The Fifties are often characterised as a time of conformity. Perhaps it is fairer to call it a time of belonging. A city the size of Calgary presented an impressive number of clubs and community organisations. Service clubs abounded, every church had its auxiliary, there were charities, sports leagues, speech-making societies, study groups, amateur theatricals, and so on. Television had not yet consumed people's attention; government had not yet assumed many of the duties of church and charity. Clubs were an important part of the social fabric, and their meetings and activities were the stuff of news copy and photos.
The decade was the heyday of the service clubs and fraternal orders. They predated the Fifties, but it was the time when belonging to the Jaycees, Kinsmen or the Rotarians, the Elks and the Shriners, was the thing to do. Both service clubs and fraternal orders raised money for charity and provided a place for businessmen to meet socially, and in the case of fraternal groups, sometimes to party. Everyone belonged to some type of group: people seemed to take comfort in the company of their fellows, perhaps in reaction to twenty years of doubt and uncertainty.

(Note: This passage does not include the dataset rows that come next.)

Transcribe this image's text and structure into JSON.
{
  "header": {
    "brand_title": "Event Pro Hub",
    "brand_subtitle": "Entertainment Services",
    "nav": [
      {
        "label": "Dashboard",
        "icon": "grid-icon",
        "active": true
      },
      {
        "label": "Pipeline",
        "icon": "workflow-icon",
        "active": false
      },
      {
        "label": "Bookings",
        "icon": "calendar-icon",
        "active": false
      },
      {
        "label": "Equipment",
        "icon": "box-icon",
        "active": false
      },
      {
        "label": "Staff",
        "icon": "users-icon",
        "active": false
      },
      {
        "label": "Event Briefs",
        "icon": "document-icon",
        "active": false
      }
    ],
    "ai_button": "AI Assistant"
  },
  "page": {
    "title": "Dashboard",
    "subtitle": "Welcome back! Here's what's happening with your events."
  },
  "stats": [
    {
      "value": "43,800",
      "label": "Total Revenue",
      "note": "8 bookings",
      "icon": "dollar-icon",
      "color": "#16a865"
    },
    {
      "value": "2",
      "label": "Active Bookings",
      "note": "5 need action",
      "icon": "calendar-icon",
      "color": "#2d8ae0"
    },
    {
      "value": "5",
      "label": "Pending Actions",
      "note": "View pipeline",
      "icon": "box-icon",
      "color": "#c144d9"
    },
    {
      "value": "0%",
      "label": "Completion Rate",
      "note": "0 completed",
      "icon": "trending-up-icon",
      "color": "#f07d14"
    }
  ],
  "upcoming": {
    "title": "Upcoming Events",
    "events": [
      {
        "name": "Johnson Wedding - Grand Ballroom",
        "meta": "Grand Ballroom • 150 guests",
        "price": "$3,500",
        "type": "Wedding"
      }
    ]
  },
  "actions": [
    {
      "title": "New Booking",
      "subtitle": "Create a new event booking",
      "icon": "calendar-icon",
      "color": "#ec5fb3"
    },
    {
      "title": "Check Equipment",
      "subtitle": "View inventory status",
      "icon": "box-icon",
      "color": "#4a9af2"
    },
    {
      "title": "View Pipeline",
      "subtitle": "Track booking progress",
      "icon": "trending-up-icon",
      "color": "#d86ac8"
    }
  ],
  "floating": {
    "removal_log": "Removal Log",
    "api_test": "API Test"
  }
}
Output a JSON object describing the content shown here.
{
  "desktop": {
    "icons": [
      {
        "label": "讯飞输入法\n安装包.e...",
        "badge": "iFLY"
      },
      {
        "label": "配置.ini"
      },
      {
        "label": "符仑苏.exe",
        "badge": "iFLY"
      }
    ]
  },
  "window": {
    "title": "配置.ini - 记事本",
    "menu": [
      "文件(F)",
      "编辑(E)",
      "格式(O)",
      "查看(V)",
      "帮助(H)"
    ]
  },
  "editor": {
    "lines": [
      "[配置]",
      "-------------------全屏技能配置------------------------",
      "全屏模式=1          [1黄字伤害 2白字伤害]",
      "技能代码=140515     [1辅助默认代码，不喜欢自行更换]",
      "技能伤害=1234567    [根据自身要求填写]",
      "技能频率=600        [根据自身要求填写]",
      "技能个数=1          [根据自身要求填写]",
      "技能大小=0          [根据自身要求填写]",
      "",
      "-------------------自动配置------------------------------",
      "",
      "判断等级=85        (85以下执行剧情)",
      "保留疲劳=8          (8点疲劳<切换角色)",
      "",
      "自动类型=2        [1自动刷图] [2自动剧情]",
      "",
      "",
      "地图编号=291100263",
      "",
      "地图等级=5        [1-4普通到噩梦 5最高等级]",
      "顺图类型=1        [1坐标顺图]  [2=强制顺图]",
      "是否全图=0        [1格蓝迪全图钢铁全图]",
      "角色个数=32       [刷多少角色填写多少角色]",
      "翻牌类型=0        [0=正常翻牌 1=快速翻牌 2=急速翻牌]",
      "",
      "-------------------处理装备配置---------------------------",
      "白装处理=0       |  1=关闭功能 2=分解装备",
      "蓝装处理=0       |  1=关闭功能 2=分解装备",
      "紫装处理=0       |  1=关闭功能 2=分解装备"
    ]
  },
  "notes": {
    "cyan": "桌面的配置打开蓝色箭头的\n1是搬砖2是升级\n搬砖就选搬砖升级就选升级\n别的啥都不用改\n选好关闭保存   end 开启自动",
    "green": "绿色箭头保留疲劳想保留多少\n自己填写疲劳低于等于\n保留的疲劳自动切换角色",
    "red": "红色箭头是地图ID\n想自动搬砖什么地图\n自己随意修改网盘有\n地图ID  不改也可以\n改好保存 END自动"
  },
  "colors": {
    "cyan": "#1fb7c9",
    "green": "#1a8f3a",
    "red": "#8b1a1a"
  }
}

Women had their own clubs, societies and sisterhoods. Denied the outlet of careers, women had maintained volunteer organisations for many years. Older groups like the Imperial Order Daughters of the Empire were still vital, while the Daughters of the Nile replicated the vague orientalism of the fraternal groups. The Women's Auxiliary, part of every church, was a vital part of socialising as well as an agency of good works. The concept was applied to hospitals and even organisations like the United Commercial Travellers, an association of travelling salesmen.
Like today, many groups worked to raise funds for charity. Whether Jaycee or Rotarian, presenting large cheques to worthwhile causes was an important activity. The new Children's Hospital was a great favourite, reflecting the impact of diseases like polio and the baby boom. Facilities for public recreation were another popular choice, and groups like the Kinsmen raised thousands of dollars for civic amenities like swimming pools and arenas that were not yet a priority for municipal government. They were opened with parades and ribbon cuttings, civic booster extraordinaire Mayor Don Mackay presiding with mandatory white hat.
There were a plethora of societies dedicated to different interests in Calgary. Some were well established, like the Calgary Horticultural Society. Others were recent creations: speech-making clubs like Toastmasters – or Toastmistresses – were all the rage. Much of the city’s cultural life resided within groups like the Calgary Music Club or the Allied Arts Council in the Coste House. The proliferation of clubs and societies was not a new phenomenon; rather it was inherited from the pre-television age. The Fifties, however, would be not only a high water mark but also the beginning of a long decline for many such groups, as the tube increasingly kept people at home.
Sports were participatory in the 1950s, as reflected in the popularity of league sports, both for adults and children. The sports page was not yet solely the domain of the professionals and there were many photos of happy participants in amateur sports. Curling was one favourite. Baseball was another, but bowling, golfing, badminton and tennis all made the pages of the Albertan, the winners of tournaments and bonspiels smiling for the camera.
It may seem quaint that one of the city's major dailies would devote so much space to community groups. Those who experienced the Fifties first hand, however, often talk about the strong sense of community that existed, and Calgary was in many ways still a small town. In a close-knit community, who was going to head the local chapter of the Jaycees or Lions' Club, or who won trophies at the local high school track meet was a source of pride and interest. Today the deliberations of the local chamber of commerce and the dinners of the church auxiliary are still reported in small town newspapers; so it was in Calgary in the Fifties.